- **THE DATA**:
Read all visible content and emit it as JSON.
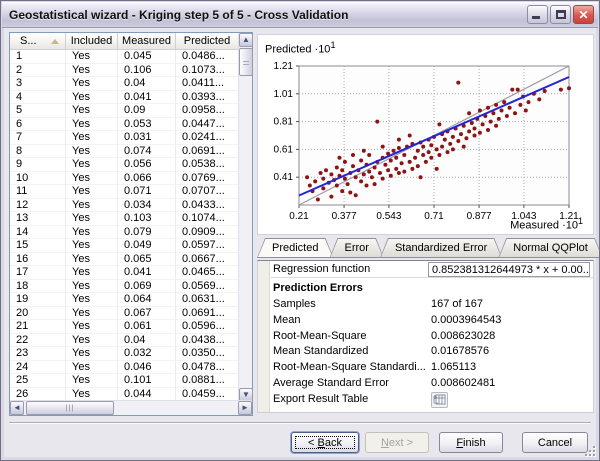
{
  "window": {
    "title": "Geostatistical wizard - Kriging step 5 of 5 - Cross Validation",
    "controls": [
      "minimize",
      "maximize",
      "close"
    ]
  },
  "table": {
    "columns": [
      "S...",
      "Included",
      "Measured",
      "Predicted"
    ],
    "sort_column": "S...",
    "sort_direction": "ascending",
    "rows": [
      [
        "1",
        "Yes",
        "0.045",
        "0.0486..."
      ],
      [
        "2",
        "Yes",
        "0.106",
        "0.1073..."
      ],
      [
        "3",
        "Yes",
        "0.04",
        "0.0411..."
      ],
      [
        "4",
        "Yes",
        "0.041",
        "0.0393..."
      ],
      [
        "5",
        "Yes",
        "0.09",
        "0.0958..."
      ],
      [
        "6",
        "Yes",
        "0.053",
        "0.0447..."
      ],
      [
        "7",
        "Yes",
        "0.031",
        "0.0241..."
      ],
      [
        "8",
        "Yes",
        "0.074",
        "0.0691..."
      ],
      [
        "9",
        "Yes",
        "0.056",
        "0.0538..."
      ],
      [
        "10",
        "Yes",
        "0.066",
        "0.0769..."
      ],
      [
        "11",
        "Yes",
        "0.071",
        "0.0707..."
      ],
      [
        "12",
        "Yes",
        "0.034",
        "0.0433..."
      ],
      [
        "13",
        "Yes",
        "0.103",
        "0.1074..."
      ],
      [
        "14",
        "Yes",
        "0.079",
        "0.0909..."
      ],
      [
        "15",
        "Yes",
        "0.049",
        "0.0597..."
      ],
      [
        "16",
        "Yes",
        "0.065",
        "0.0667..."
      ],
      [
        "17",
        "Yes",
        "0.041",
        "0.0465..."
      ],
      [
        "18",
        "Yes",
        "0.069",
        "0.0569..."
      ],
      [
        "19",
        "Yes",
        "0.064",
        "0.0631..."
      ],
      [
        "20",
        "Yes",
        "0.067",
        "0.0691..."
      ],
      [
        "21",
        "Yes",
        "0.061",
        "0.0596..."
      ],
      [
        "22",
        "Yes",
        "0.04",
        "0.0438..."
      ],
      [
        "23",
        "Yes",
        "0.032",
        "0.0350..."
      ],
      [
        "24",
        "Yes",
        "0.046",
        "0.0478..."
      ],
      [
        "25",
        "Yes",
        "0.101",
        "0.0881..."
      ],
      [
        "26",
        "Yes",
        "0.044",
        "0.0459..."
      ]
    ]
  },
  "chart_data": {
    "type": "scatter",
    "title": "",
    "ylabel_base": "Predicted ·10",
    "ylabel_sup": "1",
    "xlabel_base": "Measured ·10",
    "xlabel_sup": "1",
    "xlim": [
      0.21,
      1.21
    ],
    "ylim": [
      0.21,
      1.21
    ],
    "xticks": [
      0.21,
      0.377,
      0.543,
      0.71,
      0.877,
      1.043,
      1.21
    ],
    "yticks": [
      0.41,
      0.61,
      0.81,
      1.01,
      1.21
    ],
    "grid": true,
    "legend": "none",
    "point_color": "#8e1414",
    "reference_line": {
      "from": [
        0.21,
        0.21
      ],
      "to": [
        1.21,
        1.21
      ],
      "color": "#9c9ca4"
    },
    "regression_line": {
      "slope": 0.852381312644973,
      "intercept": 0.0995,
      "color": "#2424d2"
    },
    "points": [
      [
        0.24,
        0.41
      ],
      [
        0.25,
        0.35
      ],
      [
        0.26,
        0.31
      ],
      [
        0.27,
        0.38
      ],
      [
        0.28,
        0.25
      ],
      [
        0.29,
        0.44
      ],
      [
        0.3,
        0.4
      ],
      [
        0.3,
        0.33
      ],
      [
        0.31,
        0.46
      ],
      [
        0.32,
        0.37
      ],
      [
        0.33,
        0.27
      ],
      [
        0.33,
        0.43
      ],
      [
        0.34,
        0.39
      ],
      [
        0.35,
        0.48
      ],
      [
        0.35,
        0.35
      ],
      [
        0.36,
        0.42
      ],
      [
        0.36,
        0.55
      ],
      [
        0.37,
        0.31
      ],
      [
        0.37,
        0.46
      ],
      [
        0.38,
        0.4
      ],
      [
        0.38,
        0.52
      ],
      [
        0.39,
        0.36
      ],
      [
        0.4,
        0.44
      ],
      [
        0.4,
        0.3
      ],
      [
        0.41,
        0.49
      ],
      [
        0.41,
        0.57
      ],
      [
        0.42,
        0.41
      ],
      [
        0.42,
        0.28
      ],
      [
        0.43,
        0.46
      ],
      [
        0.44,
        0.38
      ],
      [
        0.44,
        0.53
      ],
      [
        0.45,
        0.43
      ],
      [
        0.45,
        0.6
      ],
      [
        0.46,
        0.35
      ],
      [
        0.46,
        0.5
      ],
      [
        0.47,
        0.45
      ],
      [
        0.47,
        0.57
      ],
      [
        0.48,
        0.41
      ],
      [
        0.49,
        0.48
      ],
      [
        0.49,
        0.36
      ],
      [
        0.5,
        0.52
      ],
      [
        0.5,
        0.81
      ],
      [
        0.51,
        0.44
      ],
      [
        0.52,
        0.55
      ],
      [
        0.52,
        0.4
      ],
      [
        0.52,
        0.63
      ],
      [
        0.53,
        0.5
      ],
      [
        0.54,
        0.46
      ],
      [
        0.54,
        0.58
      ],
      [
        0.55,
        0.42
      ],
      [
        0.55,
        0.53
      ],
      [
        0.56,
        0.6
      ],
      [
        0.57,
        0.47
      ],
      [
        0.57,
        0.55
      ],
      [
        0.58,
        0.44
      ],
      [
        0.58,
        0.62
      ],
      [
        0.58,
        0.68
      ],
      [
        0.59,
        0.51
      ],
      [
        0.6,
        0.57
      ],
      [
        0.6,
        0.45
      ],
      [
        0.61,
        0.63
      ],
      [
        0.62,
        0.52
      ],
      [
        0.62,
        0.71
      ],
      [
        0.63,
        0.47
      ],
      [
        0.63,
        0.65
      ],
      [
        0.64,
        0.55
      ],
      [
        0.65,
        0.6
      ],
      [
        0.65,
        0.49
      ],
      [
        0.66,
        0.66
      ],
      [
        0.66,
        0.41
      ],
      [
        0.67,
        0.57
      ],
      [
        0.67,
        0.63
      ],
      [
        0.68,
        0.52
      ],
      [
        0.69,
        0.68
      ],
      [
        0.69,
        0.59
      ],
      [
        0.7,
        0.64
      ],
      [
        0.7,
        0.55
      ],
      [
        0.71,
        0.7
      ],
      [
        0.72,
        0.61
      ],
      [
        0.72,
        0.47
      ],
      [
        0.73,
        0.57
      ],
      [
        0.73,
        0.79
      ],
      [
        0.74,
        0.72
      ],
      [
        0.74,
        0.63
      ],
      [
        0.75,
        0.68
      ],
      [
        0.76,
        0.59
      ],
      [
        0.76,
        0.74
      ],
      [
        0.77,
        0.65
      ],
      [
        0.78,
        0.7
      ],
      [
        0.78,
        0.61
      ],
      [
        0.79,
        0.76
      ],
      [
        0.8,
        1.09
      ],
      [
        0.8,
        0.67
      ],
      [
        0.81,
        0.72
      ],
      [
        0.82,
        0.63
      ],
      [
        0.82,
        0.78
      ],
      [
        0.83,
        0.69
      ],
      [
        0.84,
        0.74
      ],
      [
        0.84,
        0.87
      ],
      [
        0.85,
        0.8
      ],
      [
        0.86,
        0.71
      ],
      [
        0.86,
        0.76
      ],
      [
        0.87,
        0.83
      ],
      [
        0.88,
        0.73
      ],
      [
        0.88,
        0.89
      ],
      [
        0.89,
        0.79
      ],
      [
        0.9,
        0.85
      ],
      [
        0.91,
        0.75
      ],
      [
        0.91,
        0.91
      ],
      [
        0.92,
        0.81
      ],
      [
        0.93,
        0.87
      ],
      [
        0.94,
        0.78
      ],
      [
        0.94,
        0.93
      ],
      [
        0.95,
        0.83
      ],
      [
        0.96,
        0.89
      ],
      [
        0.97,
        0.95
      ],
      [
        0.98,
        0.85
      ],
      [
        0.99,
        0.91
      ],
      [
        1.0,
        1.04
      ],
      [
        1.01,
        0.87
      ],
      [
        1.02,
        1.04
      ],
      [
        1.03,
        0.93
      ],
      [
        1.04,
        0.99
      ],
      [
        1.05,
        0.89
      ],
      [
        1.06,
        0.95
      ],
      [
        1.08,
        1.01
      ],
      [
        1.1,
        0.97
      ],
      [
        1.12,
        1.03
      ],
      [
        1.18,
        1.04
      ],
      [
        1.21,
        1.05
      ]
    ]
  },
  "tabs": [
    {
      "label": "Predicted",
      "selected": true
    },
    {
      "label": "Error",
      "selected": false
    },
    {
      "label": "Standardized Error",
      "selected": false
    },
    {
      "label": "Normal QQPlot",
      "selected": false
    }
  ],
  "regression": {
    "label": "Regression function",
    "value": "0.852381312644973 * x + 0.00..."
  },
  "prediction_errors": {
    "header": "Prediction Errors",
    "rows": [
      {
        "label": "Samples",
        "value": "167 of 167"
      },
      {
        "label": "Mean",
        "value": "0.0003964543"
      },
      {
        "label": "Root-Mean-Square",
        "value": "0.008623028"
      },
      {
        "label": "Mean Standardized",
        "value": "0.01678576"
      },
      {
        "label": "Root-Mean-Square Standardi...",
        "value": "1.065113"
      },
      {
        "label": "Average Standard Error",
        "value": "0.008602481"
      }
    ],
    "export_label": "Export Result Table"
  },
  "buttons": {
    "back": {
      "pre": "< ",
      "key": "B",
      "post": "ack"
    },
    "next": {
      "pre": "",
      "key": "N",
      "post": "ext >",
      "disabled": true
    },
    "finish": {
      "pre": "",
      "key": "F",
      "post": "inish"
    },
    "cancel": {
      "label": "Cancel"
    }
  },
  "colors": {
    "dialog_face": "#e8e7ed",
    "point": "#8e1414",
    "regression": "#2424d2",
    "reference": "#9c9ca4",
    "grid_border": "#7f9db9"
  }
}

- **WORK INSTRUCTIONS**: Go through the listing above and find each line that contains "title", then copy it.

- **SOLUTION**:
    "title": "Geostatistical wizard - Kriging step 5 of 5 - Cross Validation",
    "title": "",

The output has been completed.